If you have already completed these forms, but it was done when you lived in another state, you may want to do it over, using the standard forms for the current state you live in. State law differences might affect the validity of the out-of-state forms.
Where do you get the forms? Call your family physician's office or the local hospital that you go to. Chances are they will have these forms available, and will suggest where you should place copies so they are available if the need arises. If all else fails, call your lawyer.
Important Family Items
Most families have some items of emotional importance, e.g. family history items. These items should be identified and your wishes for distribution should be made. If they have substantial economic value, then perhaps they should be listed in the will. Ask you attorney. If they have no real economic value but are important to the family, you may want to make a list of items, in sufficient detail that the items can be clearly identified, and specify next to the item who you want to leave the item to. Again, if you think it may be a quarrelsome decision, talk to the attorney about adding it to the will. After you have made the list, sign it, date it, and place it with the will. This makes your wishes clear, and will make it easier for the executor of your estate.
Of course, the other option, if you are elderly or facing a terminal illness, is to give those sentimental items to those you want while you are still able to. I'm not advocating "giving away the farm", but maybe the old photo of great grandpa tilling the farm with a mule.
Depending upon the circumstances, you may want to consider making a video tape. It shouldn't be a sad, tear-jerking thing, but rather addressing the joys and pleasures of your life that you might want to share. It could be recollections of your youth, courtship and marriage or other stories that you might wish to pass on to children, grandchildren or even great grandchildren.
You may want to make those in advance - pick a cemetery, a lot, a marker, etc. You can then pre-pay and avoid having to have someone else make those decisions while under emotional stress.
Why this Article?
There are several reasons why I wrote this article. First, you probably need to be reminded. We are all good at putting off what we don't want to do. Second, you owe it to your family and loved ones. Third, I just finished my Living Will and Power of Attorney for Health Care Decisions. It didn't hurt. If I can do it, so can you. I didnŐt even need a shot of Novocain.
Trust me, you'll feel better afterward. It's a little like walking out of the dentist office after having that checkup you had been putting off.

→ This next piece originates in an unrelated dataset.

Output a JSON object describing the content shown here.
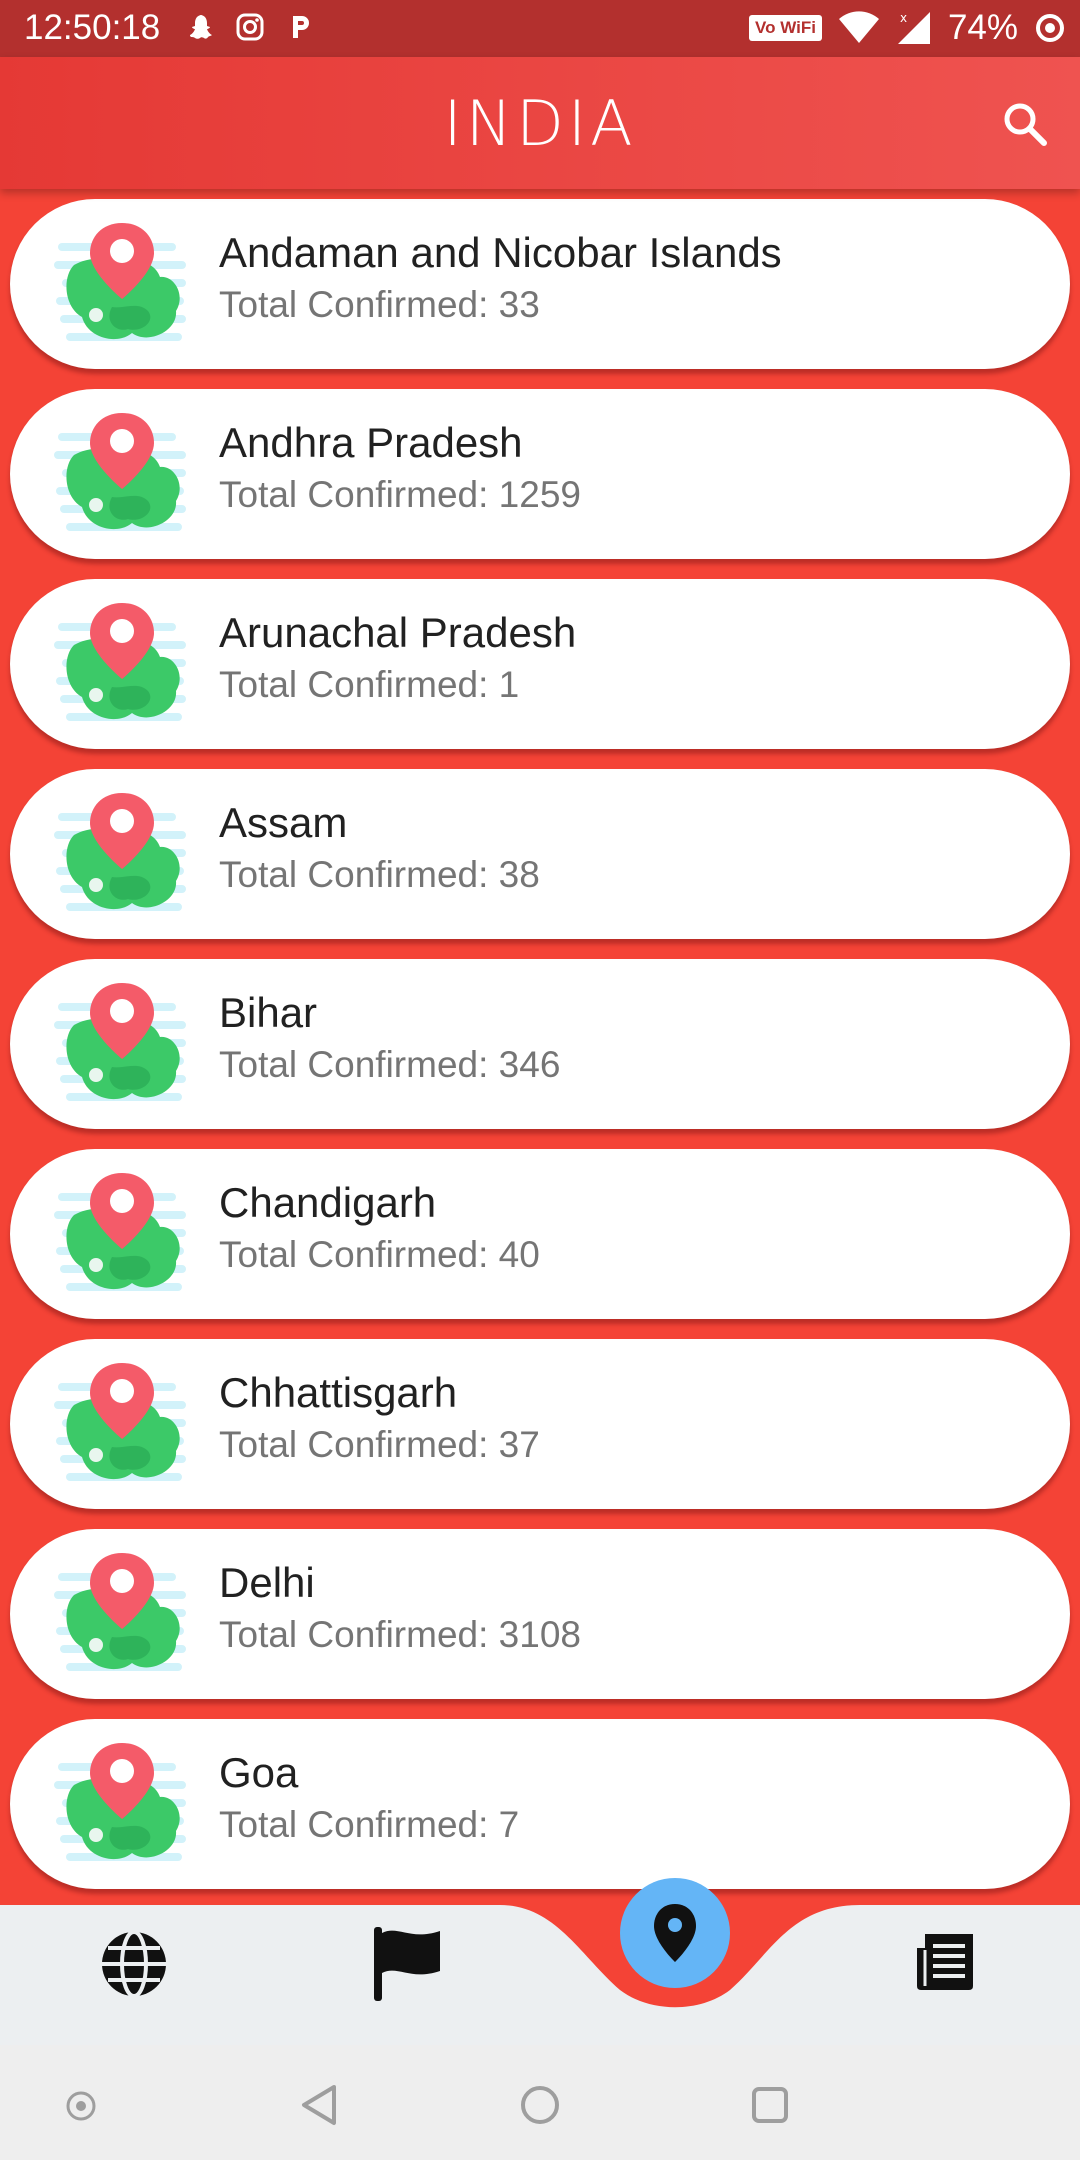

It makes you feel a little better about yourself. In your heart, and in the back of your mind, you know you should be doing this. Times sneaks by.
It's a Certainty
Try it. You'll like it. You'll fee better. It's a Certainty.